About 20 centres have taken up a small grants scheme, which offers £5,000 for miniprojects such as writing case studies or for other activities that are close to the shop floor. But there is a problem. "In some disciplines it is more difficult, if not impossible, to get acceptance because the discipline research culture is so strong and high-status rewards depend on your profile," Mr Blackwell said.
Nevertheless, subject centre staff are involved in at least five of the shortlisted bids for phase three of the Economic and Social Research Council's teaching and learning research programme.
Proposals include staff from the materials, physical sciences and built environment centre working on problem-solving for science and engineering students, and geography centre staff involved in enhancing disabled students' learning experience.
Sir Howard Newby, chief executive of the Higher Education Funding Council for England, told the second LTSN annual conference in Birmingham in February that he was impressed with how the LTSN was garnering expertise.

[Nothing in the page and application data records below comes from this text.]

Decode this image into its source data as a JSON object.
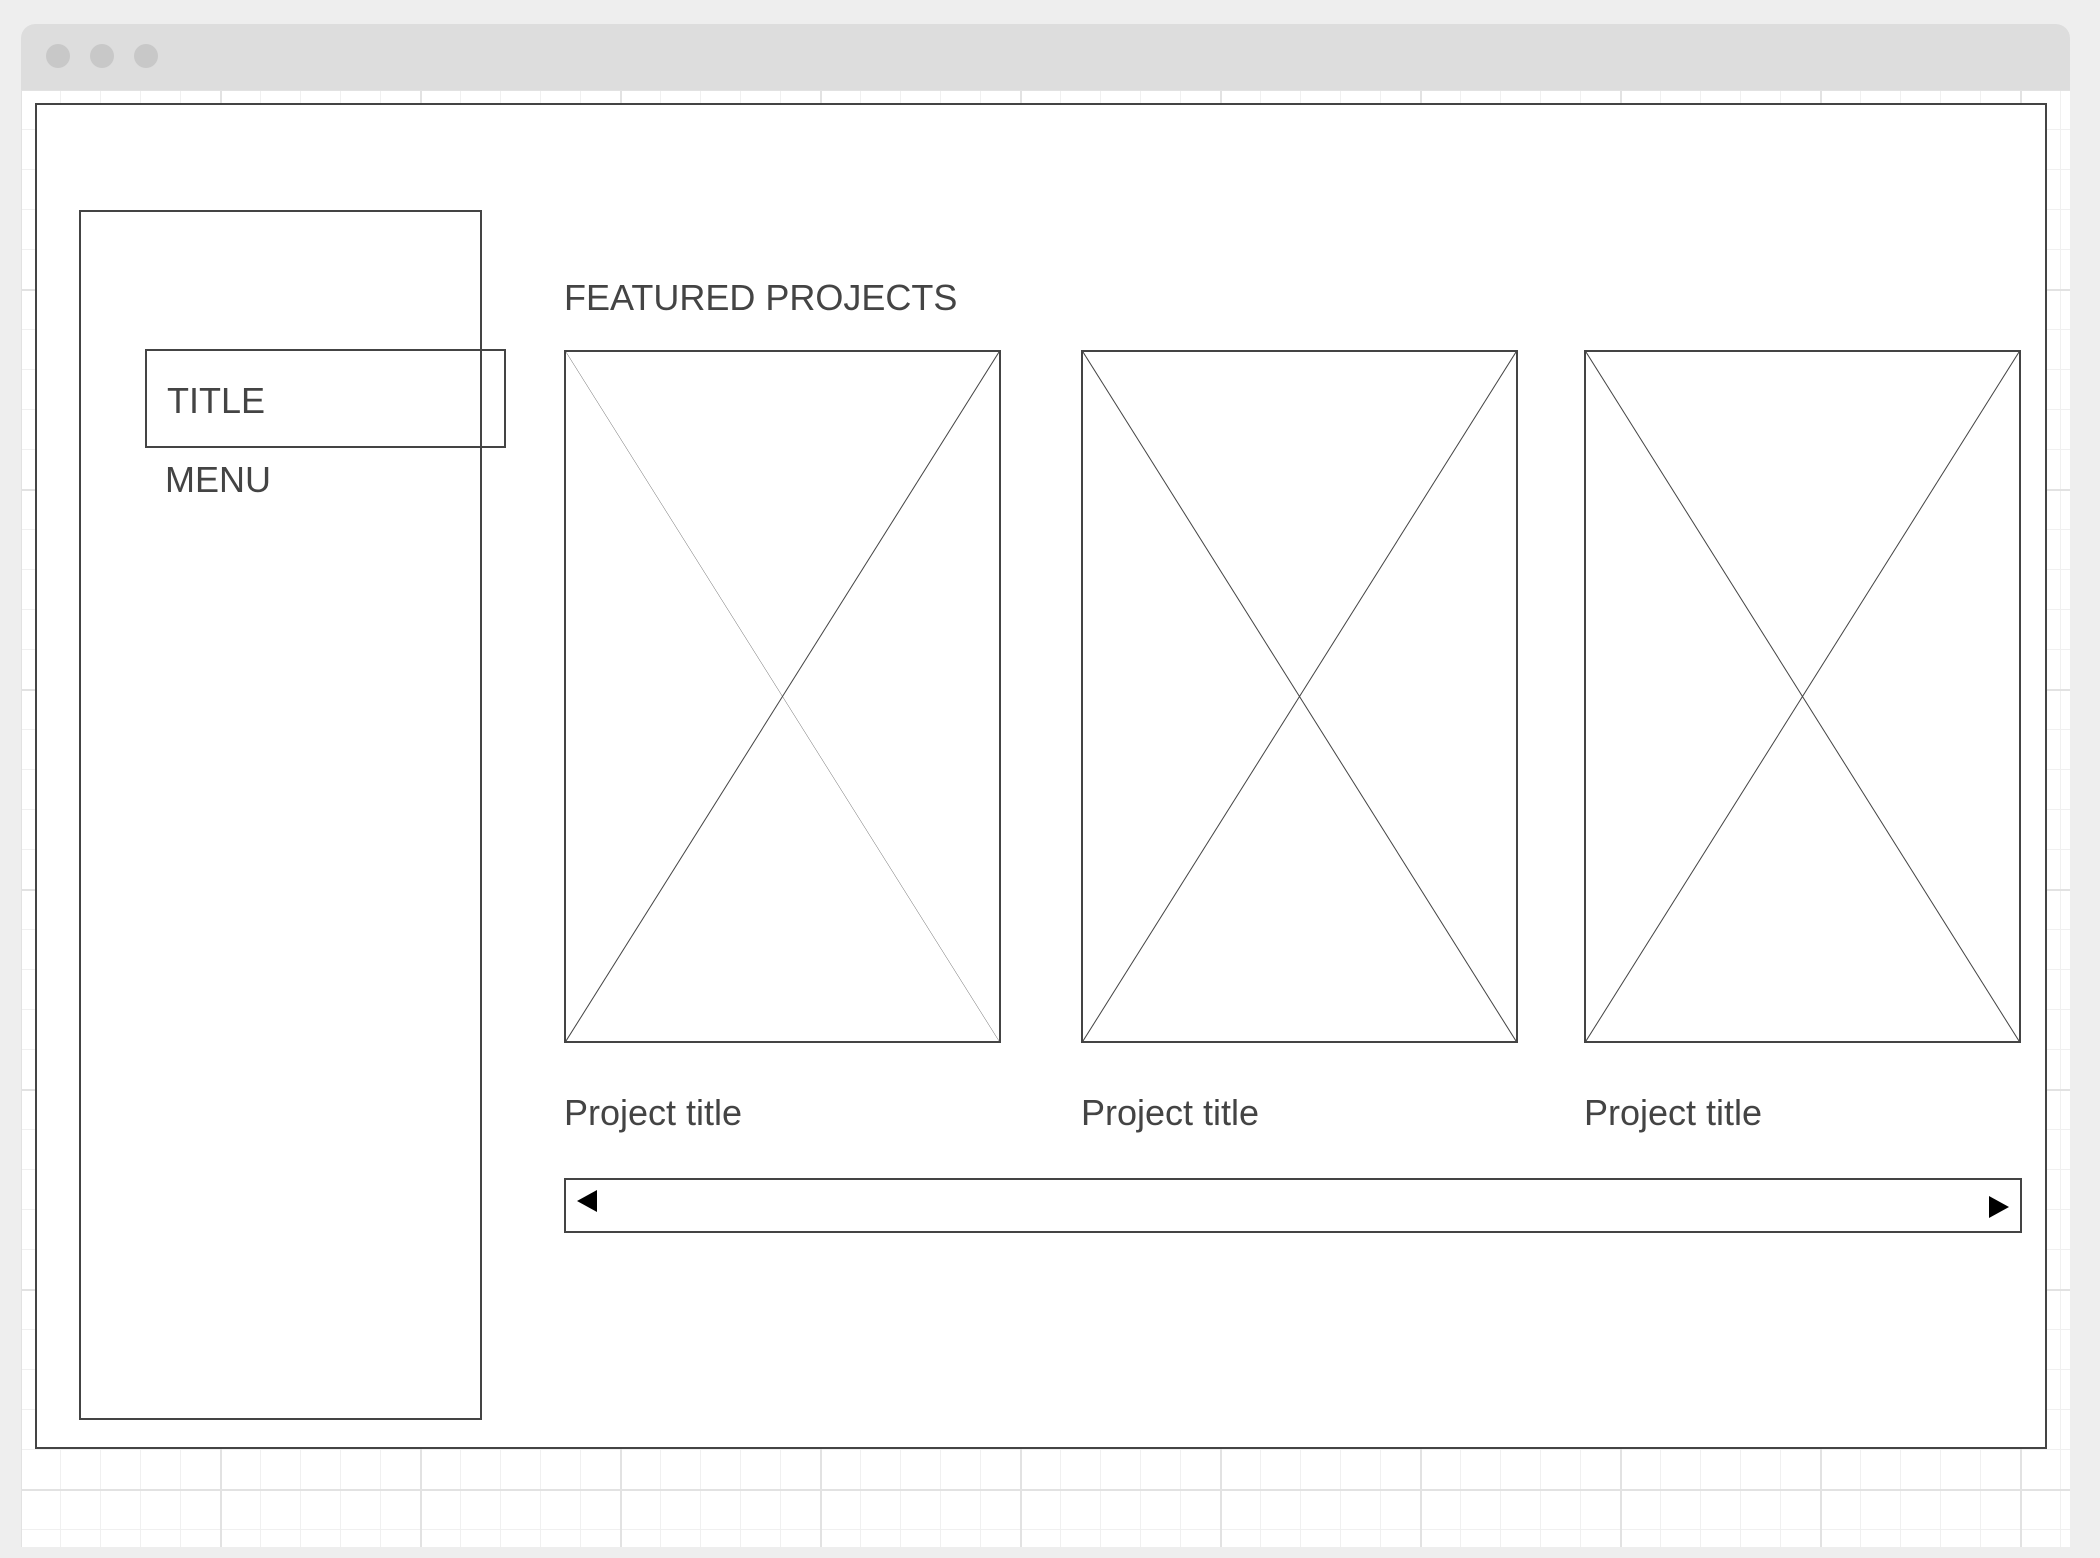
{
  "sidebar": {
    "title": "TITLE",
    "menu": "MENU"
  },
  "main": {
    "heading": "FEATURED PROJECTS",
    "projects": [
      {
        "title": "Project title"
      },
      {
        "title": "Project title"
      },
      {
        "title": "Project title"
      }
    ]
  },
  "carousel": {
    "prev_icon": "triangle-left",
    "next_icon": "triangle-right"
  }
}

"All the money and kudos presently flows in the direction of research. We need to assure those who devote their creative efforts to teaching that they will not go unrewarded," he said.
This has given teaching enthusiasts hope. As George Gordon, director of Strathclyde University's Centre for Academic Proactive Practice and a review consultant, said: "Membership organisations, such as the ILT, have the potential to reach 10 or maybe 20 per cent or more of workforce, the LTSN has potential to reach 100 per cent."
* Researchers from Lancaster University's Centre of Educational Research found that junior staff were more likely to have heard of the LTSN than readers, professors or deans, at 90 per cent and 79 per cent respectively.
* Smaller departments were less likely to have heard of it(80 per cent) than medium or large departments (93 per cent).
* The influence of subject centres at departmental level was positive. Forty-nine per cent said their work was already changing and 67 per cent that the LTSN had the potential to affect teaching and learning.
* Professional subject associations said the activities complemented their work and half thought it was changing their work.
* The researchers contacted 455 departments at 18 higher education institutions and received responses from 219.
* They interviewed each university's pro vice-chancellor(teaching and learning) and the education development unit head as well as 35 subject associations.